By Phil Mercer
BBC News, Sydney
Australia and East Timor have signed a treaty that allows them to share billions of dollars in revenues from disputed oil and gas fields.
The agreement ends a long-running row over lucrative energy reserves in the Timor Sea.
The East Timorese government has said it was happy with the agreement.
Foreign Minister Jose Ramos Horta insisted it was a win-win situation. His impoverished country could earn up to $10bn from the deal.
East Timor certainly needs the money, as it is still heavily reliant on foreign aid since it became independent from Indonesia in 2002.
The treaty with Australia ends a marathon dispute over energy resources in the Timor Sea. Over the past two years, negotiations have at times been acrimonious.
Australia was forced to deny accusations that it was trying to bully its tiny neighbour.
It is hoped the arrangement should clear the way for the start of gas and oil production in the Greater Sunrise field, which is regarded as the jewel beneath the Timor Sea and is worth an absolute fortune.
A statement released in Canberra said Australia and East Timor would share the proceeds equally if the project goes ahead. After so many delays, the companies involved in the Greater Sunrise plan have not yet decided if it will proceed.
Talks on the sensitive issue of a maritime boundary between the two countries have been shelved as part of this energy treaty.
A final decision has been deferred for 50 years, to allow oil and gas schemes to go ahead.
TIMOR SEA RESOURCES

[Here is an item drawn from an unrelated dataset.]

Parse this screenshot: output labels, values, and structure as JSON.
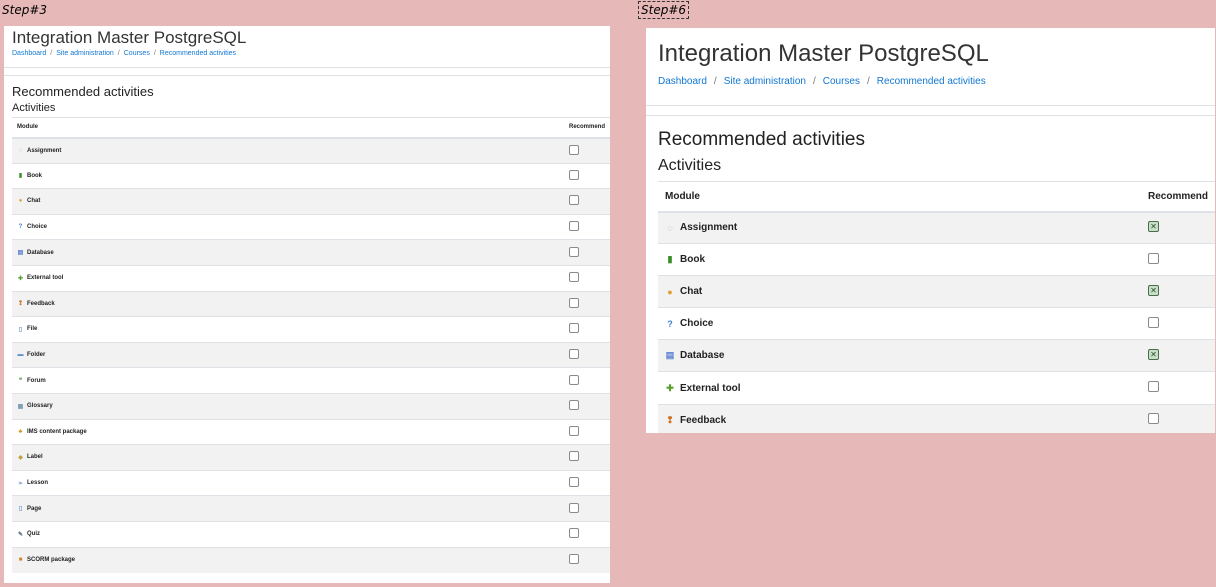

Australia and E Timor agreed in 2002 that Dili would get 90% of revenue from the Joint Petroleum Development Area (JPDA).
The JPDA includes some or all of two major resource sites - Sunrise and Troubadaour (known together as Greater Sunrise) and Bayu-Undan.
But E Timor would get more if a maritime boundary in the Timor Sea were re-drawn.
The boundary, agreed in 1972 by Australia and E Timor's former ruler Indonesia, currently gives Australia the lion's share of the resources.
E Timor wants it redrawn at a point equidistant between the two nations. This would give Dili most of the resources.